*Source material*:
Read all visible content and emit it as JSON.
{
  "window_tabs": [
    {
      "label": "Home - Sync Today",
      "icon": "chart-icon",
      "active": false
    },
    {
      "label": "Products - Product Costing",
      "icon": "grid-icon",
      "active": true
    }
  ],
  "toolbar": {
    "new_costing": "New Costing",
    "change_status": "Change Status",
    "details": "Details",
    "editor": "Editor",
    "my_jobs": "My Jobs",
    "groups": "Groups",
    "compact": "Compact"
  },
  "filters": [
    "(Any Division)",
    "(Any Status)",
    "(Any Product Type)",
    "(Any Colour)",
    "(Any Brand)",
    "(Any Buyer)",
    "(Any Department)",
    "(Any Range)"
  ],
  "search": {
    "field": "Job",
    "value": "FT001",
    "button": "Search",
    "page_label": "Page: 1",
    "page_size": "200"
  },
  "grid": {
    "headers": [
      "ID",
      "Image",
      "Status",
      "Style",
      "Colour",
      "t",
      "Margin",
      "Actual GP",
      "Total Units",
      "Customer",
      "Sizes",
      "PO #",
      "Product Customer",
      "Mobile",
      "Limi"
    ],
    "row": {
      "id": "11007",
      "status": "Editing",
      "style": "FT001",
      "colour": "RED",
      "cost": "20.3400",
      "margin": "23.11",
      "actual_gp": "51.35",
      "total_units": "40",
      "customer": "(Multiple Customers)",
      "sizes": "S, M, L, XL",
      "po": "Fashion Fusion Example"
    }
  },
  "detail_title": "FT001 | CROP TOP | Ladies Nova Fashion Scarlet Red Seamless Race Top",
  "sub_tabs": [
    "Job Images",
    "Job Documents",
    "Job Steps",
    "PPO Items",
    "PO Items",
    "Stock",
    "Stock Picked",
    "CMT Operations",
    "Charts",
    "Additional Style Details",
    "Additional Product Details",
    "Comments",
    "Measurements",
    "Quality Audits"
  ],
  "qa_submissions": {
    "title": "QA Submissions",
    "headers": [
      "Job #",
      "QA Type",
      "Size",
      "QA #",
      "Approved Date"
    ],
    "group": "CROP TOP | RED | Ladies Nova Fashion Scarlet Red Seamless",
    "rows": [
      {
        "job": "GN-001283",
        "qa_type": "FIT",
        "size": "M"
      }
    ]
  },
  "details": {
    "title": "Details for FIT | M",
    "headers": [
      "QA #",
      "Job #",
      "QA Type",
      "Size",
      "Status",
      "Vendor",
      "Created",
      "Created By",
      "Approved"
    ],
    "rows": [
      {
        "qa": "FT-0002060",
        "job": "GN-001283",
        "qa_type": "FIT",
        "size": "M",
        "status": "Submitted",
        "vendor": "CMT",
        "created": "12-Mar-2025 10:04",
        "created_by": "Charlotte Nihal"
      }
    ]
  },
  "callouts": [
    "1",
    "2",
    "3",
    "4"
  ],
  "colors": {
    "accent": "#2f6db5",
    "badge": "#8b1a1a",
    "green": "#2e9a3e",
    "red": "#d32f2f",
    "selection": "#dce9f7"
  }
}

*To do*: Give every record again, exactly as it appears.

*Reply*:
Read all visible content and emit it as JSON.
{
  "window_tabs": [
    {
      "label": "Home - Sync Today",
      "icon": "chart-icon",
      "active": false
    },
    {
      "label": "Products - Product Costing",
      "icon": "grid-icon",
      "active": true
    }
  ],
  "toolbar": {
    "new_costing": "New Costing",
    "change_status": "Change Status",
    "details": "Details",
    "editor": "Editor",
    "my_jobs": "My Jobs",
    "groups": "Groups",
    "compact": "Compact"
  },
  "filters": [
    "(Any Division)",
    "(Any Status)",
    "(Any Product Type)",
    "(Any Colour)",
    "(Any Brand)",
    "(Any Buyer)",
    "(Any Department)",
    "(Any Range)"
  ],
  "search": {
    "field": "Job",
    "value": "FT001",
    "button": "Search",
    "page_label": "Page: 1",
    "page_size": "200"
  },
  "grid": {
    "headers": [
      "ID",
      "Image",
      "Status",
      "Style",
      "Colour",
      "t",
      "Margin",
      "Actual GP",
      "Total Units",
      "Customer",
      "Sizes",
      "PO #",
      "Product Customer",
      "Mobile",
      "Limi"
    ],
    "row": {
      "id": "11007",
      "status": "Editing",
      "style": "FT001",
      "colour": "RED",
      "cost": "20.3400",
      "margin": "23.11",
      "actual_gp": "51.35",
      "total_units": "40",
      "customer": "(Multiple Customers)",
      "sizes": "S, M, L, XL",
      "po": "Fashion Fusion Example"
    }
  },
  "detail_title": "FT001 | CROP TOP | Ladies Nova Fashion Scarlet Red Seamless Race Top",
  "sub_tabs": [
    "Job Images",
    "Job Documents",
    "Job Steps",
    "PPO Items",
    "PO Items",
    "Stock",
    "Stock Picked",
    "CMT Operations",
    "Charts",
    "Additional Style Details",
    "Additional Product Details",
    "Comments",
    "Measurements",
    "Quality Audits"
  ],
  "qa_submissions": {
    "title": "QA Submissions",
    "headers": [
      "Job #",
      "QA Type",
      "Size",
      "QA #",
      "Approved Date"
    ],
    "group": "CROP TOP | RED | Ladies Nova Fashion Scarlet Red Seamless",
    "rows": [
      {
        "job": "GN-001283",
        "qa_type": "FIT",
        "size": "M"
      }
    ]
  },
  "details": {
    "title": "Details for FIT | M",
    "headers": [
      "QA #",
      "Job #",
      "QA Type",
      "Size",
      "Status",
      "Vendor",
      "Created",
      "Created By",
      "Approved"
    ],
    "rows": [
      {
        "qa": "FT-0002060",
        "job": "GN-001283",
        "qa_type": "FIT",
        "size": "M",
        "status": "Submitted",
        "vendor": "CMT",
        "created": "12-Mar-2025 10:04",
        "created_by": "Charlotte Nihal"
      }
    ]
  },
  "callouts": [
    "1",
    "2",
    "3",
    "4"
  ],
  "colors": {
    "accent": "#2f6db5",
    "badge": "#8b1a1a",
    "green": "#2e9a3e",
    "red": "#d32f2f",
    "selection": "#dce9f7"
  }
}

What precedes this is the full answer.